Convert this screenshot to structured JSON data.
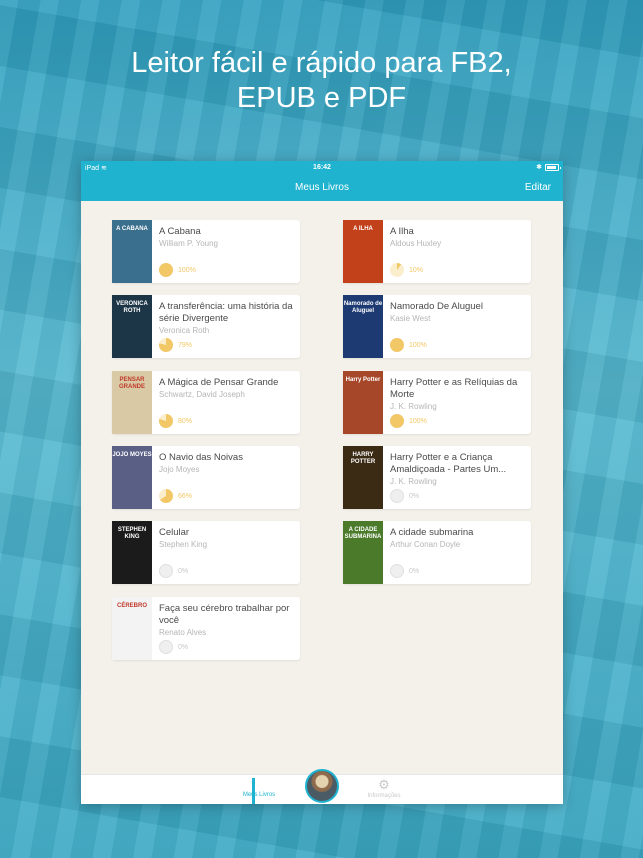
{
  "headline": {
    "line1": "Leitor fácil e rápido para FB2,",
    "line2": "EPUB e PDF"
  },
  "statusbar": {
    "carrier": "iPad",
    "time": "16:42"
  },
  "navbar": {
    "title": "Meus Livros",
    "edit_label": "Editar"
  },
  "books": [
    {
      "title": "A Cabana",
      "author": "William P. Young",
      "progress_label": "100%",
      "progress": 1.0,
      "cover_color": "#3b6f8e",
      "cover_text": "A CABANA"
    },
    {
      "title": "A Ilha",
      "author": "Aldous Huxley",
      "progress_label": "10%",
      "progress": 0.1,
      "cover_color": "#c2401a",
      "cover_text": "A ILHA"
    },
    {
      "title": "A transferência: uma história da série Divergente",
      "author": "Veronica Roth",
      "progress_label": "79%",
      "progress": 0.79,
      "cover_color": "#1c3547",
      "cover_text": "VERONICA ROTH"
    },
    {
      "title": "Namorado De Aluguel",
      "author": "Kasie West",
      "progress_label": "100%",
      "progress": 1.0,
      "cover_color": "#1d3a73",
      "cover_text": "Namorado de Aluguel"
    },
    {
      "title": "A Mágica de Pensar Grande",
      "author": "Schwartz, David Joseph",
      "progress_label": "80%",
      "progress": 0.8,
      "cover_color": "#d9c9a4",
      "cover_text": "PENSAR GRANDE"
    },
    {
      "title": "Harry Potter e as Relíquias da Morte",
      "author": "J. K. Rowling",
      "progress_label": "100%",
      "progress": 1.0,
      "cover_color": "#a6472a",
      "cover_text": "Harry Potter"
    },
    {
      "title": "O Navio das Noivas",
      "author": "Jojo Moyes",
      "progress_label": "66%",
      "progress": 0.66,
      "cover_color": "#5a5f86",
      "cover_text": "JOJO MOYES"
    },
    {
      "title": "Harry Potter e a Criança Amaldiçoada - Partes Um...",
      "author": "J. K. Rowling",
      "progress_label": "0%",
      "progress": 0.0,
      "cover_color": "#3b2a14",
      "cover_text": "HARRY POTTER"
    },
    {
      "title": "Celular",
      "author": "Stephen King",
      "progress_label": "0%",
      "progress": 0.0,
      "cover_color": "#1b1b1b",
      "cover_text": "STEPHEN KING"
    },
    {
      "title": "A cidade submarina",
      "author": "Arthur Conan Doyle",
      "progress_label": "0%",
      "progress": 0.0,
      "cover_color": "#4a7a2a",
      "cover_text": "A CIDADE SUBMARINA"
    },
    {
      "title": "Faça seu cérebro trabalhar por você",
      "author": "Renato Alves",
      "progress_label": "0%",
      "progress": 0.0,
      "cover_color": "#f3f3f3",
      "cover_text": "CÉREBRO"
    }
  ],
  "tabbar": {
    "books_label": "Meus Livros",
    "info_label": "Informações"
  },
  "colors": {
    "accent": "#1fb3cf",
    "progress": "#f2c766"
  }
}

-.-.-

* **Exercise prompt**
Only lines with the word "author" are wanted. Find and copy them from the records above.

* **Response to this exercise**
      "author": "William P. Young",
      "author": "Aldous Huxley",
      "author": "Veronica Roth",
      "author": "Kasie West",
      "author": "Schwartz, David Joseph",
      "author": "J. K. Rowling",
      "author": "Jojo Moyes",
      "author": "J. K. Rowling",
      "author": "Stephen King",
      "author": "Arthur Conan Doyle",
      "author": "Renato Alves",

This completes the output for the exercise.